January Turkey

I won it as a Thanksgiving prize in a random drawing at work. It was called a “Willie Bird” – one of those free range turkeys that are so popular. Egad, my good man, all that extra freedom didn’t seem to do this Willie any good at the end of his day.

Well, I was visiting friends for Thanksgiving and they already had a bird. This was an 11 pounder. There’s only one of me. What would I do with him? I didn’t tell anyone I had never cooked a turkey before. I tried to give him away, but everybody already had their birds.

Miraculously, he fit in the apartment fridge freezer. I could always cook him for Christmas. Come Christmas, I was still sick as a dog with that flu. I barely had enough energy to make it to the kitchen, let alone cook a bird. I think I had chicken soup for Christmas dinner and went right back to bed.

Friends at work prompted me. They chatted me up. If Mars rovers Spirit and Opportunity could roam the surface of the Red Planet for three years, Alex should be able to cook a turkey. Move it from the freezer to the fridge 3 days before you’re ready to cook it. Here, take this extra box of stuffing home. Buy an onion and some celery.

I read up on it in the cookbook. For an 11 pounder you want 325 degrees for 3-1/2 to 4-1/4 hours, with an internal temp of 185 when done. I made the stuffing but skipped the chopped celery. I washed the bird and removed all the stuff from the stuffing cavity. I didn’t know there was stuff up front too, but, no harm. I rubbed the bird down with olive oil and put the stuffing in the cavity, but didn’t pack it (the book says it expands, and it does). I had some aluminum nails (for potatoes) that I used to stitch up the cavity.

No roasting potatoes and carrots for the bottom of the pan. Good lord man, the bird alone is more than I can eat!

And the picture says it all. It roasted for four hours and went a little over 185 degrees. There was ample juice for gravy and I justed added pepper and flour and a lot of stirring. The bird sliced wonderfully. I served with a small side of leftover pasta. Outstanding meal!

I couldn’t say whether the free range bird is superior to the ordinary plumped kind, but that’s just because I don’t have a first-hand basis for comparison. Bob used to cook all the birds, and on the plate they all seem the same to me – tender, moist, delicious. I could have basted mine one more time. I think the olive oil browns without burnng better than the butter mixes I remember from days old. I did baste twice, just using the ample juices in the bottom of the pan.
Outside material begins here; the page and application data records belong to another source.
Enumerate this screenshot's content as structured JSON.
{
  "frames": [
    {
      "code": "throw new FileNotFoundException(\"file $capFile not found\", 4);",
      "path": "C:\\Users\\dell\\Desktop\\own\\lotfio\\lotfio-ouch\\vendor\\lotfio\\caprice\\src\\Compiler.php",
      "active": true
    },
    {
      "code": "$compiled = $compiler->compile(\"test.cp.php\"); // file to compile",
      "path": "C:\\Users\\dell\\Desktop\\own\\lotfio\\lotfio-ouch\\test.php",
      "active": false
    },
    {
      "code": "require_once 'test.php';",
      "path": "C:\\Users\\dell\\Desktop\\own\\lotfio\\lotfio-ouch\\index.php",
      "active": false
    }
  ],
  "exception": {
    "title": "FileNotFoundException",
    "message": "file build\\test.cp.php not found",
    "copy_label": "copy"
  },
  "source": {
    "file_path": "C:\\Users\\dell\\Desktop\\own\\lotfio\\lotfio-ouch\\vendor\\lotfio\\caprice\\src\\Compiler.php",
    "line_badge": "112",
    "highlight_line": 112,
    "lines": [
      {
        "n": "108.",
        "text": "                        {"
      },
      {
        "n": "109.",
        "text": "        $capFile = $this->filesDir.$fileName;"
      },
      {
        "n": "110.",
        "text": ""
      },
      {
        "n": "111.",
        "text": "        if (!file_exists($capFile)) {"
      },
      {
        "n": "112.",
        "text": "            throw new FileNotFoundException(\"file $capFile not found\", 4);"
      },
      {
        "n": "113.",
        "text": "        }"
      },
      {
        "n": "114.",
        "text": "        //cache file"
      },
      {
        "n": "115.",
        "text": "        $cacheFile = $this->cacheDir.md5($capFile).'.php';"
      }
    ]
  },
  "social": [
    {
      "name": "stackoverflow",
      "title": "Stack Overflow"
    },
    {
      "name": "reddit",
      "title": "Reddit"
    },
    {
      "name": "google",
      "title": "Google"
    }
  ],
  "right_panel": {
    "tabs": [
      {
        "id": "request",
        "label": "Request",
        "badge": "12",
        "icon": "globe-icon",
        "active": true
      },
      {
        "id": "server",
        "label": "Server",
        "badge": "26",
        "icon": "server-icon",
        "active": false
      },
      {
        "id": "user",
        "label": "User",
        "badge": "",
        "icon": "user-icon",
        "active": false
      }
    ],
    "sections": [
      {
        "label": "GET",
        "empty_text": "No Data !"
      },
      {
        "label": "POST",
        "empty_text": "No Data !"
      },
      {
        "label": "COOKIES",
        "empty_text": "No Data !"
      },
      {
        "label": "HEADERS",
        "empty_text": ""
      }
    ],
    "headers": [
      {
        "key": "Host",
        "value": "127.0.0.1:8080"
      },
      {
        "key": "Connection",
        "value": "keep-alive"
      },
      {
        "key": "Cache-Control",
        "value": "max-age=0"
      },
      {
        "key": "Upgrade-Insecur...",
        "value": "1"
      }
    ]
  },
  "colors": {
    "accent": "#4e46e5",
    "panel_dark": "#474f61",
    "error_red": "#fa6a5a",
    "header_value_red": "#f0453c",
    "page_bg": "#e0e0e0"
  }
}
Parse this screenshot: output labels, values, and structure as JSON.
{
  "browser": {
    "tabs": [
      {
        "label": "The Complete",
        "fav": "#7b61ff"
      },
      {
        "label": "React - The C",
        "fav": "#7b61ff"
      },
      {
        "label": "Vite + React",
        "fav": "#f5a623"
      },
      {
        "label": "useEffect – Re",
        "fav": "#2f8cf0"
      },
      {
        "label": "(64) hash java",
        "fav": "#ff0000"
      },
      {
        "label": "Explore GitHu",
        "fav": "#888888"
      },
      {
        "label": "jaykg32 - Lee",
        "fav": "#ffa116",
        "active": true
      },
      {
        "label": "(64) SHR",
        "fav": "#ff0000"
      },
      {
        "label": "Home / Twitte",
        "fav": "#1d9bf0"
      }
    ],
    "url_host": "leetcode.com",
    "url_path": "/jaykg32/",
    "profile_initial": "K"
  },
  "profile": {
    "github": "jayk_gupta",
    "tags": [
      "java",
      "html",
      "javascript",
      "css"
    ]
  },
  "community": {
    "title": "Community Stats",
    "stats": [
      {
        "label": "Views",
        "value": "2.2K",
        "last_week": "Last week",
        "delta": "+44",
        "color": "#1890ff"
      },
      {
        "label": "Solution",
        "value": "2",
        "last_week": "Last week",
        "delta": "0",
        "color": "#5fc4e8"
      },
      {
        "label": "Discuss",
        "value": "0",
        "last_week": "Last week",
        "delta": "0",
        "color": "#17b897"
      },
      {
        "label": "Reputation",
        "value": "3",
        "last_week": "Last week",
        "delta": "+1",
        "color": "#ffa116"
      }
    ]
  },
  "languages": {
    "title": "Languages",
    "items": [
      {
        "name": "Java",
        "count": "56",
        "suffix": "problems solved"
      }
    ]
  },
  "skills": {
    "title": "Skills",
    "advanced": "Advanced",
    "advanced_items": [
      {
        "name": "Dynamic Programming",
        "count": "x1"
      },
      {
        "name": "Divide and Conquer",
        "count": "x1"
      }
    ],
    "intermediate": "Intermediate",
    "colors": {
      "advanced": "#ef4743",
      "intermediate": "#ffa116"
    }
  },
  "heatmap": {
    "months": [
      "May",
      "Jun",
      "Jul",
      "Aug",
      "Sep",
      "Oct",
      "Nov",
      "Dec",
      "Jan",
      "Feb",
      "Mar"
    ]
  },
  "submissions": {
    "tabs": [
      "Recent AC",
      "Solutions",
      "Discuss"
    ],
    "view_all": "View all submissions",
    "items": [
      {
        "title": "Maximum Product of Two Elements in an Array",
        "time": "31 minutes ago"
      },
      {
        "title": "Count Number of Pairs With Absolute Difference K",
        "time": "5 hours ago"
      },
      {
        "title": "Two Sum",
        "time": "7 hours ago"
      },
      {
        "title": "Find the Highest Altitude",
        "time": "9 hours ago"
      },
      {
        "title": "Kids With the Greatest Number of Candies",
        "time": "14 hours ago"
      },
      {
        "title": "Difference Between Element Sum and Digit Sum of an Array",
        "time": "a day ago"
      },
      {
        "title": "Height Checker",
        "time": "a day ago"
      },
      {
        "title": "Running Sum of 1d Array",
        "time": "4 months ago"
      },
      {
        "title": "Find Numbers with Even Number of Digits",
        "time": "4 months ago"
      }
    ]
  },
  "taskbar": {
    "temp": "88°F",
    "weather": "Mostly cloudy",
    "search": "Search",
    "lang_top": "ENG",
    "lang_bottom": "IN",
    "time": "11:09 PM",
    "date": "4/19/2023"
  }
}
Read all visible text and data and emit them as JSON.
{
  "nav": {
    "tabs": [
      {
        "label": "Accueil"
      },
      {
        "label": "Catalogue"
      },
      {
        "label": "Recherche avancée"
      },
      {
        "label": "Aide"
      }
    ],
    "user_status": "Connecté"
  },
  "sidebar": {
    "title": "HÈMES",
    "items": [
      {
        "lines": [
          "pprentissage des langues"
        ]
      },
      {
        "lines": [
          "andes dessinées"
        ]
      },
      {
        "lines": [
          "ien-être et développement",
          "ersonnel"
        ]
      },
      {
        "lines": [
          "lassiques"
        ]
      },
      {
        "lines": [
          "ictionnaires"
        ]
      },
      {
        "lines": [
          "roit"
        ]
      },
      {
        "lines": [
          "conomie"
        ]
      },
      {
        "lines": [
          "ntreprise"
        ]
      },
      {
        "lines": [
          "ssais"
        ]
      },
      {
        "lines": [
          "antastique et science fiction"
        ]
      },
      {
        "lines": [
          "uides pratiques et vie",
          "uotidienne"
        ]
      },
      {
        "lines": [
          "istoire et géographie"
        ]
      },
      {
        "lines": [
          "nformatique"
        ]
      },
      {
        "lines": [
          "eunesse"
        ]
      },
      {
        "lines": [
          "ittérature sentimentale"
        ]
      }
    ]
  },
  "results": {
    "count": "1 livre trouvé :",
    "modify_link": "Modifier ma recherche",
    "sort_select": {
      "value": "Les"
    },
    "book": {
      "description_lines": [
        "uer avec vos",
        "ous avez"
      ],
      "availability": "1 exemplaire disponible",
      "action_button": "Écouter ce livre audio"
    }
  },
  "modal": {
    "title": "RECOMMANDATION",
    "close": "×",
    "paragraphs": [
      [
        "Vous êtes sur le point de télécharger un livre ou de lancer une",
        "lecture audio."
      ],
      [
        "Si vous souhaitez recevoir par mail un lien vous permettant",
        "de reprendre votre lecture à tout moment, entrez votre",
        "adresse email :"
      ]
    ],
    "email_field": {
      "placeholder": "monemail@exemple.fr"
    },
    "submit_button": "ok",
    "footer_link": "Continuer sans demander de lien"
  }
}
Of course there’s the cleanup, the storage and such. Tomorrow I’ll slice up the 90% that’s left. Turkey dinner and turkey sandwiches for days and days! Good thing I REALLY like turkey!

I thought of Bob often as I cooked, and you know, it wasn’t sad – it was fun. I was doing what he used to love to do. When I finally carved up my Willie, I took the photo because Bob isn’t here to to bear witness – Alex actually cooked a turkey! I had a good laugh about that. And once, I thought I heard him laughing too. A Christmas Turkey on January 13th is certainly worth a smile or two. Especially when cooked by yours truly.

807 total views, 1 views today